A German judge has suspended a patent infringement suit filed by Apple against Samsung covering the company’s slide-to-unlock patent, Reuters reported on Friday. The Mannheim court said that it will await a decision in a separate lawsuit covering the same patent in Munich before it makes its ruling. The lawsuit relates to the “slide-to-unlock utility model” and comes two weeks after the same court dismissed a suit covering similar technology. The Cupertino-based company recently filed a separate complaint against Motorola in Germany, also covering its slide-to-unlock patent. Since April, Samsung and Apple have filed more than 30 lawsuits against one another throughout various countries around the world.

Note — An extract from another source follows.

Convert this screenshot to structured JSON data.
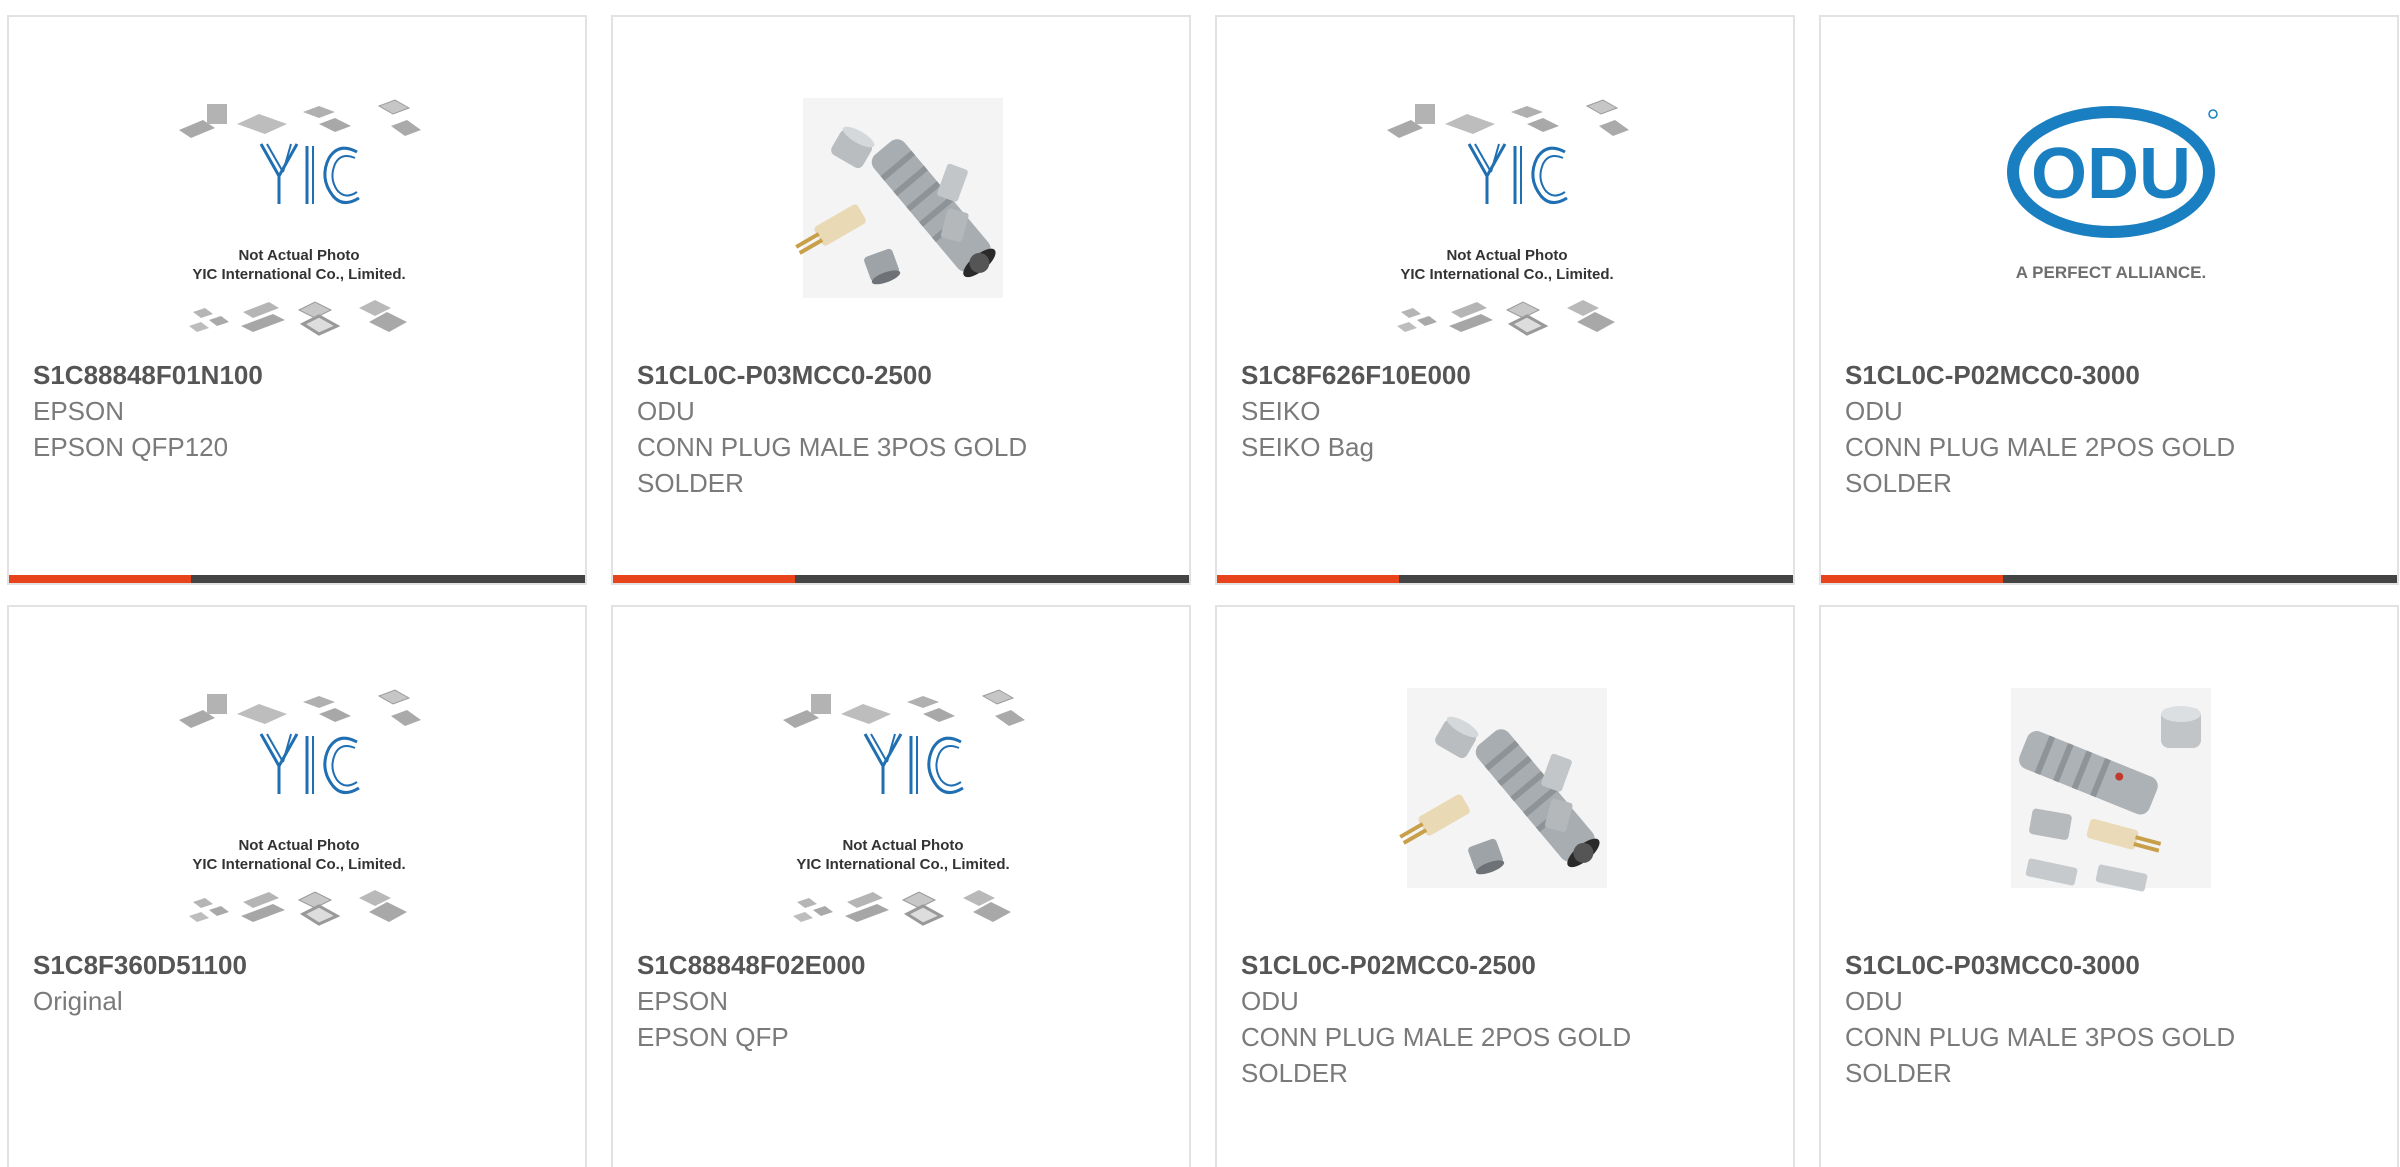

A court in Germany ruled on Thursday that RapidShare must implement a system that proactively filters user uploads in order to prevent the illegal sharing of copyrighted content. Like Megaupload, which was shuttered earlier this year, RapidShare allows users to upload large files and share them online. The service has become widely known for hosting copyrighted software, music, movies and books that are then shared illegally on forums, blogs and a variety of of other websites. Following verdicts in three separate cases filed by two book publishers and an group representing music publishers called GEMA, the firm has been ordered to take a more active role in preventing infringing content from being uploaded to its servers, TorrentFreak reported. RapidShare has not yet stated whether or not it will appeal the decision.
UPDATE: RapidShare has issued a press release in response to this ruled, which now follows below. More →
Copyright troll Rightraven has been ordered by a judge in Nevada to forfeit all of its intellectual property in order to pay its debts, Wired reported. The company was established in 2010 with the goal of suing blogs that republish sections of newspaper articles without permission. Rightraven saw early success and secured a number of small settlements for its clients, but it never won a case that was brought to trial, instead amassing debts amounting to approximately $200,000 owed to various defendants. The company’s domain name was auctioned off last year in an effort to begin raising money, but it sold for just $3,000. Now, U.S. District Judge Philip M. Pro has ordered Righthaven to surrender its 278 copyrighted articles to the court so they can be sold at auction, the proceeds of which will be used to pay as much of the company’s debt as possible. More →
A U.S. judge in San Francisco has scheduled the trial between Oracle and Google for April 16th, Reuters reported on Tuesday. Oracle sued Google in 2010, alleging that the Mountain View-based company’s Android operating system infringes Oracle’s intellectual property covering the Java programming language. In addition, the company is also suing Google for copyright infringement, which could earn Oracle hundreds of millions of dollars. “These patent and copyright claims are without merit, and we look forward to defending against them at trial,” Google spokesman Jim Prosser said. The trial is expected to last eight weeks. More →